Our definition of what an “established” church is often carries with it mental images of an old stone church with stained glass that has been around for decades, or possibly centuries. Sometimes we consider an established church one that has reached a level of financial sustainability or critical mass in weekend attendance. Sometimes, “established” merely means you aren’t a brand new church, but you also aren’t a dead church. It is vitally important that our understanding of what it means to be established matches that of the first century Apostles.
Any church can gain a right definition of what it means to be established by looking at the Apostle Paul’s missionary strategy. When he planted churches, he had a very specific purpose and pattern by which he would do so. He had the end-result in mind of a vibrant, expanding, multiplying church that would be useful to the overall movement. As such, he expected that every church founded would eventually reach and continue in this way.
There are 5 “building blocks” that were central to Paul’s strategy for establishing churches. Once these blocks are in place, they continue to be developed and built upon throughout the life of a healthy church. These blocks are not stages that a church graduates from, but rather strategies that are part of any healthy established church.
The most foundational Building Block of Establishing involves the preparation, training, and calling of leaders. Acts 13:1-5 provides an excellent example for what this block might look like. Leaders of the church in Antioch, and already established church, are praying and fasting to seek the Spirit’s direction and guidance. As a result, they appoint Saul and Barnabas to be sent for the purpose of expansion. The Apostle John even accompanied them in the beginning of this missionary journey, probably for the purpose of making sure they were sent well. Together, Paul and Barnabas had strengthened the church in Antioch to the point that the church was self-led and no longer needed their ongoing presence. Both missionary and local leaders need to continue to be prepared by healthy established churches.
The second block requires sending for the purpose of starting new churches among new people groups and in unreached places. In our time, this also involves starting new churches to re-evangelize our increasingly post-Christian cultures. A church, by nature, is meant to propagate. A new church is planted when missionary leaders and teams go to a new people group for the purpose of winning people to Christ, founding new believers in their faith, and gathering followers of Christ into clusters that become a local church. An established church cultivates this block by deeply involving themselves prayer and financial support of a new church. There were hubs like the church in Antioch, which sent missionary leaders to pioneer new regions, and there were local networks of churches, like with Ephesus, which pursued mission and expansion in closer proximity and utilizing greater interdependence and a localized approach to missionary work.
As churches began to develop, local indigenous leaders emerged.

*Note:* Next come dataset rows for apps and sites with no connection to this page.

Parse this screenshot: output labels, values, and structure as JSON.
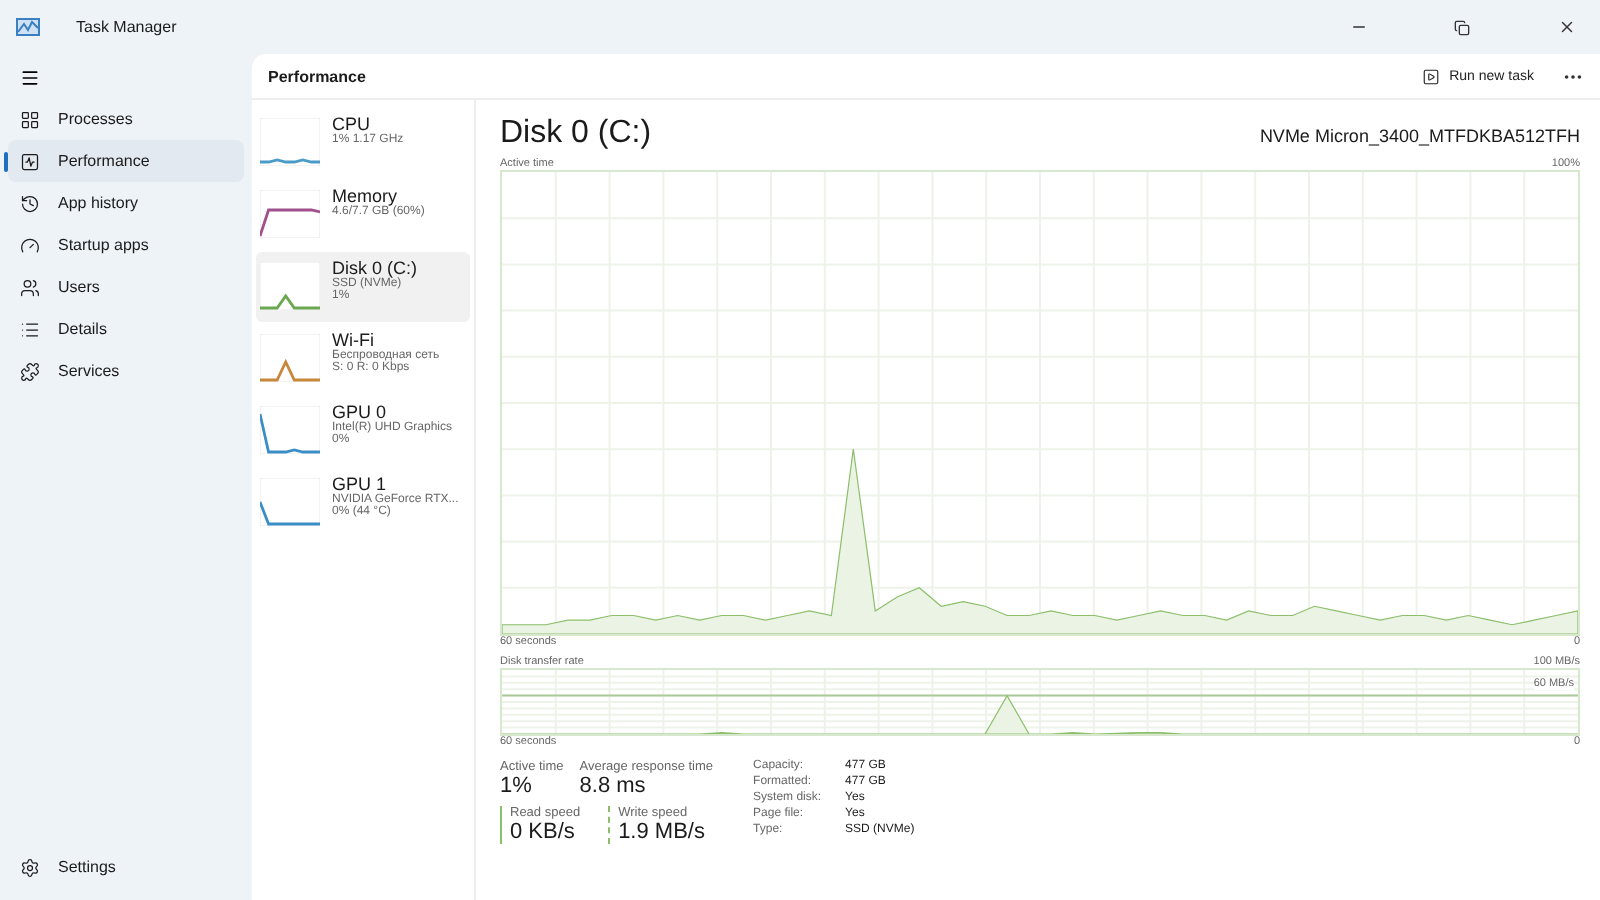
{
  "window": {
    "title": "Task Manager"
  },
  "sidebar": {
    "items": [
      {
        "label": "Processes",
        "selected": false
      },
      {
        "label": "Performance",
        "selected": true
      },
      {
        "label": "App history",
        "selected": false
      },
      {
        "label": "Startup apps",
        "selected": false
      },
      {
        "label": "Users",
        "selected": false
      },
      {
        "label": "Details",
        "selected": false
      },
      {
        "label": "Services",
        "selected": false
      }
    ],
    "footer": {
      "label": "Settings"
    }
  },
  "toolbar": {
    "title": "Performance",
    "action": "Run new task"
  },
  "devices": [
    {
      "name": "CPU",
      "lines": [
        "1% 1.17 GHz"
      ],
      "color": "#4b9bc8",
      "selected": false
    },
    {
      "name": "Memory",
      "lines": [
        "4.6/7.7 GB (60%)"
      ],
      "color": "#a0508a",
      "selected": false
    },
    {
      "name": "Disk 0 (C:)",
      "lines": [
        "SSD (NVMe)",
        "1%"
      ],
      "color": "#6aa84f",
      "selected": true
    },
    {
      "name": "Wi-Fi",
      "lines": [
        "Беспроводная сеть",
        "S: 0 R: 0 Kbps"
      ],
      "color": "#c8873a",
      "selected": false
    },
    {
      "name": "GPU 0",
      "lines": [
        "Intel(R) UHD Graphics",
        "0%"
      ],
      "color": "#3a8ec8",
      "selected": false
    },
    {
      "name": "GPU 1",
      "lines": [
        "NVIDIA GeForce RTX...",
        "0% (44 °C)"
      ],
      "color": "#3a8ec8",
      "selected": false
    }
  ],
  "detail": {
    "title": "Disk 0 (C:)",
    "model": "NVMe Micron_3400_MTFDKBA512TFH",
    "active_chart": {
      "label": "Active time",
      "max": "100%",
      "span": "60 seconds",
      "min": "0"
    },
    "transfer_chart": {
      "label": "Disk transfer rate",
      "max": "100 MB/s",
      "mid": "60 MB/s",
      "span": "60 seconds",
      "min": "0"
    },
    "stats": [
      {
        "label": "Active time",
        "value": "1%"
      },
      {
        "label": "Average response time",
        "value": "8.8 ms"
      }
    ],
    "speeds": [
      {
        "label": "Read speed",
        "value": "0 KB/s",
        "kind": "solid"
      },
      {
        "label": "Write speed",
        "value": "1.9 MB/s",
        "kind": "dashed"
      }
    ],
    "properties": [
      {
        "key": "Capacity:",
        "value": "477 GB"
      },
      {
        "key": "Formatted:",
        "value": "477 GB"
      },
      {
        "key": "System disk:",
        "value": "Yes"
      },
      {
        "key": "Page file:",
        "value": "Yes"
      },
      {
        "key": "Type:",
        "value": "SSD (NVMe)"
      }
    ]
  }
}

It was usually at this point that Paul would leave, and charge a pastoral leader from his apostolic team to lead the church and put it “in order.” For Paul, organization meant a couple of things: 1) Leaders would be appointed who would govern and care for the church. 2) The church would be instructed in the way of living (sometimes called “household rules” or didache) that was reflective of their Gospel commitment and indwelling of the Holy Spirit. Paul’s role, at this point, was to continue his missionary work of preparing and planting, but he also assumed responsibility for seeing that these churches became strengthened so they were useful to his overall apostolic movement and vision.

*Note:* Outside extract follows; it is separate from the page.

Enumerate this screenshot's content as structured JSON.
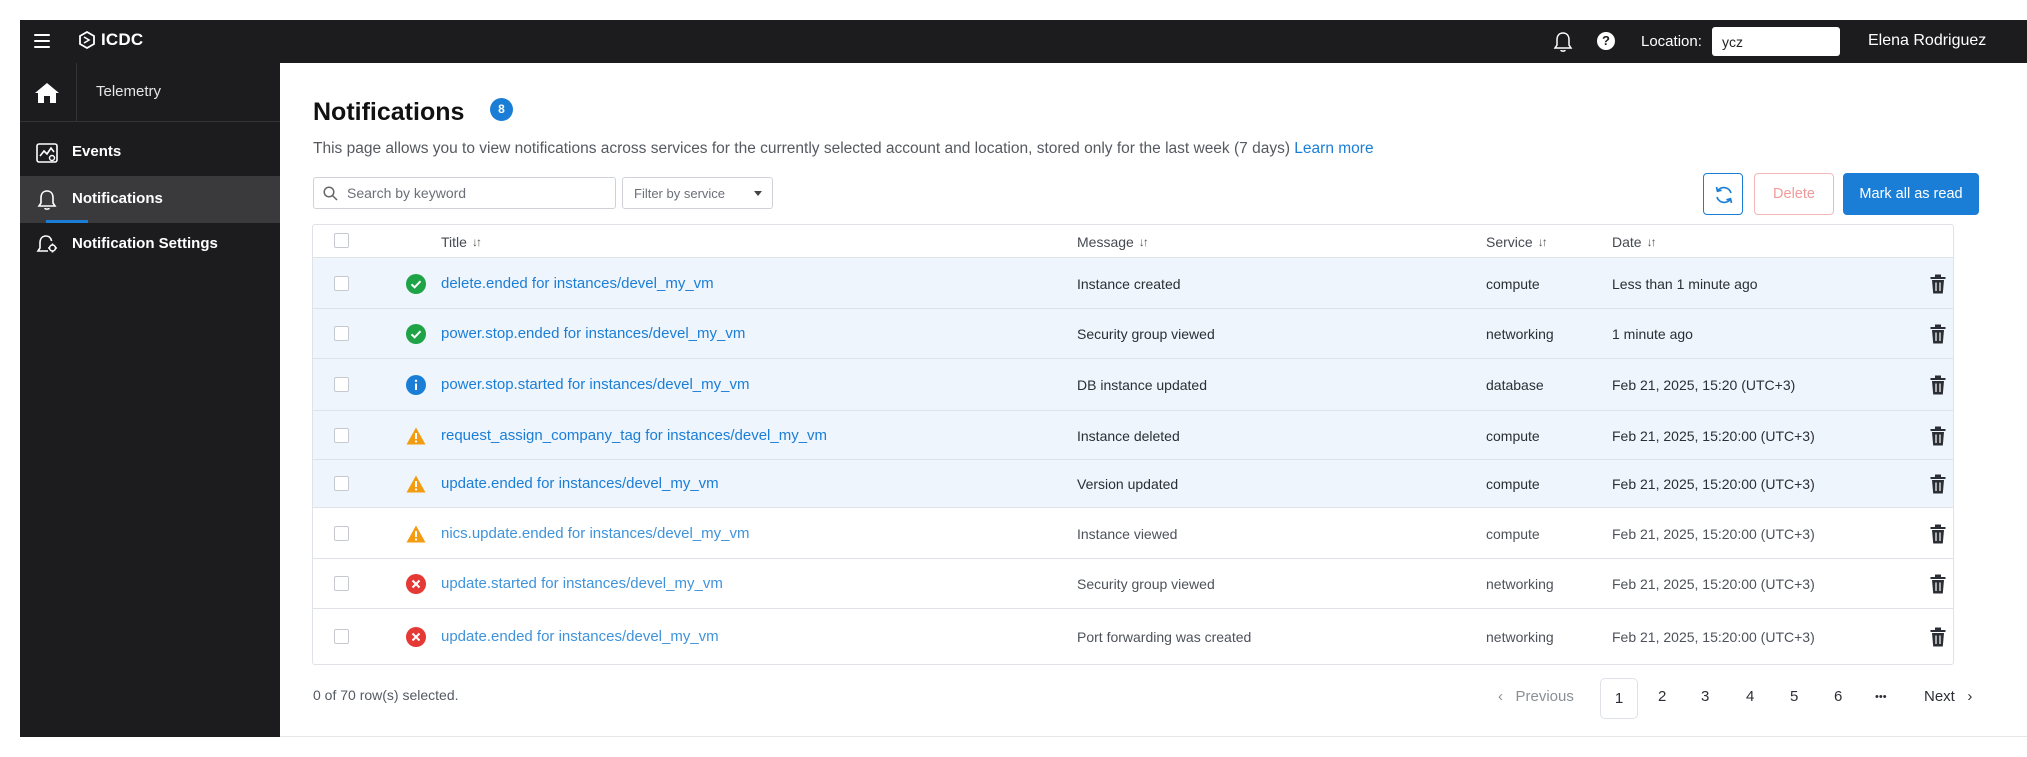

Organization is an important step toward becoming an established church, and it should be emphasized that a church never stops organizing. Churches should continue in the work of developing elders, deacons, and overseers, some of whom will lead that local church as it grows, some who will eventually be sent with missionary teams to start new churches, and some who will influence and lead among churches in that region or city.
Once leaders were appointed and the church became stabilized and in order. Usually this block involved further founding in the Gospel and household rules. As problems emerged within local churches, leaders would use them as an opportunity to teach and exhort the churches toward more godly living so that their witness would grow stronger. A mark that a church was strengthened was that it could lead itself without the constant on-going presence of the missionary team involved in leading it to this point. It also was strong enough at this point to release other promising missionary elders and deacons to special assignments and journeys that would expand the Church at large.

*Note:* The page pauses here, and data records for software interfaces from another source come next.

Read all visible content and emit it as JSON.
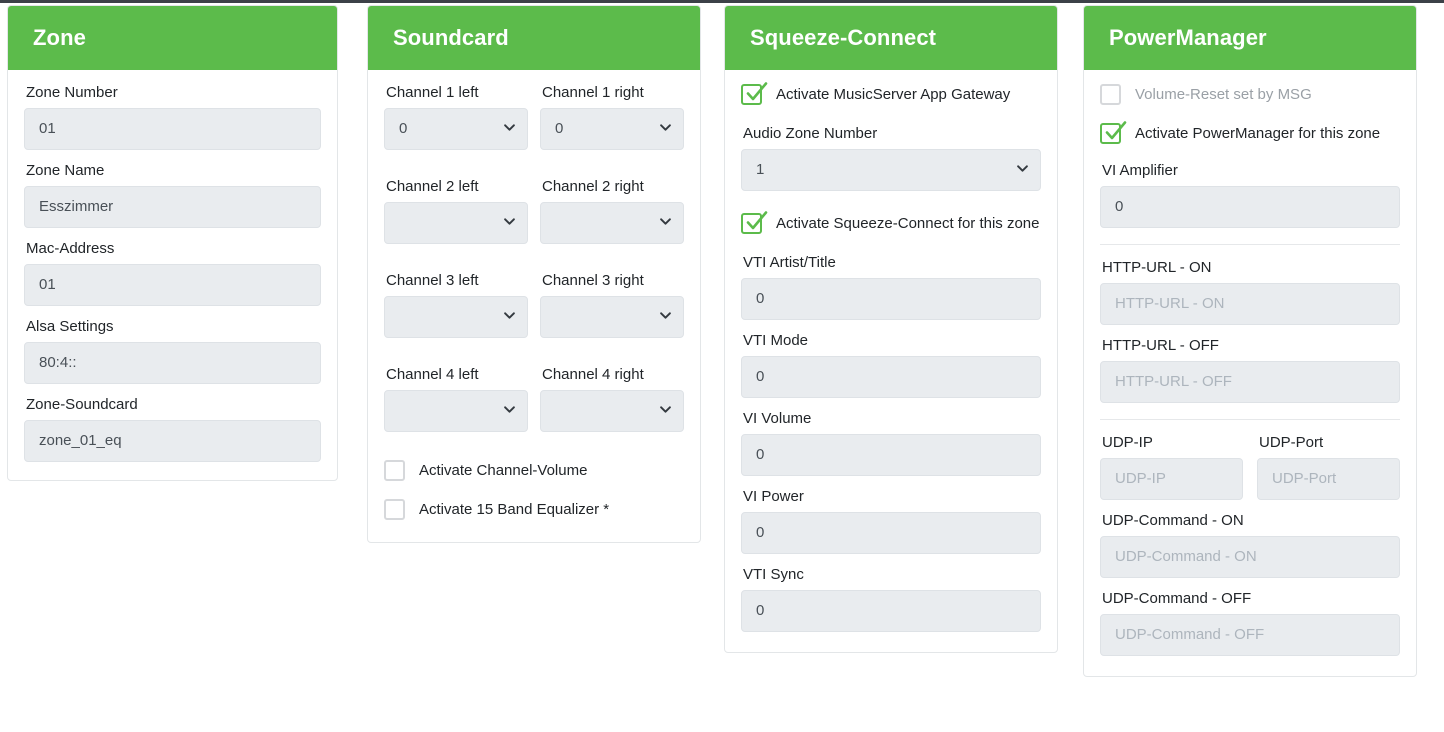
{
  "colors": {
    "header_green": "#5cbb4b",
    "check_green": "#5cbb4b",
    "input_bg": "#e9ecef",
    "placeholder": "#adb5bd"
  },
  "cards": {
    "zone": {
      "title": "Zone",
      "fields": [
        {
          "label": "Zone Number",
          "value": "01"
        },
        {
          "label": "Zone Name",
          "value": "Esszimmer"
        },
        {
          "label": "Mac-Address",
          "value": "01"
        },
        {
          "label": "Alsa Settings",
          "value": "80:4::"
        },
        {
          "label": "Zone-Soundcard",
          "value": "zone_01_eq"
        }
      ]
    },
    "soundcard": {
      "title": "Soundcard",
      "channels": [
        {
          "left_label": "Channel 1 left",
          "left_value": "0",
          "right_label": "Channel 1 right",
          "right_value": "0"
        },
        {
          "left_label": "Channel 2 left",
          "left_value": "",
          "right_label": "Channel 2 right",
          "right_value": ""
        },
        {
          "left_label": "Channel 3 left",
          "left_value": "",
          "right_label": "Channel 3 right",
          "right_value": ""
        },
        {
          "left_label": "Channel 4 left",
          "left_value": "",
          "right_label": "Channel 4 right",
          "right_value": ""
        }
      ],
      "checkboxes": [
        {
          "label": "Activate Channel-Volume",
          "checked": false
        },
        {
          "label": "Activate 15 Band Equalizer *",
          "checked": false
        }
      ]
    },
    "squeeze": {
      "title": "Squeeze-Connect",
      "gateway_checkbox": {
        "label": "Activate MusicServer App Gateway",
        "checked": true
      },
      "audio_zone": {
        "label": "Audio Zone Number",
        "value": "1"
      },
      "activate_checkbox": {
        "label": "Activate Squeeze-Connect for this zone",
        "checked": true
      },
      "fields": [
        {
          "label": "VTI Artist/Title",
          "value": "0"
        },
        {
          "label": "VTI Mode",
          "value": "0"
        },
        {
          "label": "VI Volume",
          "value": "0"
        },
        {
          "label": "VI Power",
          "value": "0"
        },
        {
          "label": "VTI Sync",
          "value": "0"
        }
      ]
    },
    "powermanager": {
      "title": "PowerManager",
      "volume_reset_checkbox": {
        "label": "Volume-Reset set by MSG",
        "checked": false,
        "disabled": true
      },
      "activate_checkbox": {
        "label": "Activate PowerManager for this zone",
        "checked": true
      },
      "amplifier": {
        "label": "VI Amplifier",
        "value": "0"
      },
      "http_on": {
        "label": "HTTP-URL - ON",
        "placeholder": "HTTP-URL - ON"
      },
      "http_off": {
        "label": "HTTP-URL - OFF",
        "placeholder": "HTTP-URL - OFF"
      },
      "udp_ip": {
        "label": "UDP-IP",
        "placeholder": "UDP-IP"
      },
      "udp_port": {
        "label": "UDP-Port",
        "placeholder": "UDP-Port"
      },
      "udp_cmd_on": {
        "label": "UDP-Command - ON",
        "placeholder": "UDP-Command - ON"
      },
      "udp_cmd_off": {
        "label": "UDP-Command - OFF",
        "placeholder": "UDP-Command - OFF"
      }
    }
  }
}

Now, the church is able to play an integral part in the overall expansion and leadership of the missionary movement. This will look different in each case, but the posture of these churches is to work through interdependence with other churches in their local area. Financial support of new church startups, sending of leaders and resources, encouraging, sharing missionary reports with the congregation, and reaching new people groups is central to the life of a gospel-centered established church.
Recapturing the Apostolic definition of “established” is important in our time for several reasons:
- It helps new church startups know what they are building toward, and gives them accurate milestones as they develop.
- It helps organized churches understand the strategy they must cultivate to meaningfully contribute to the ongoing expansion of the Church.
- It allows leaders of struggling churches to assess where their church has ceased to actualize this Apostolic vision.
- It also helps us identify a pathway for re-establishing dying churches.
An established church is one who is cultivating all five of these blocks.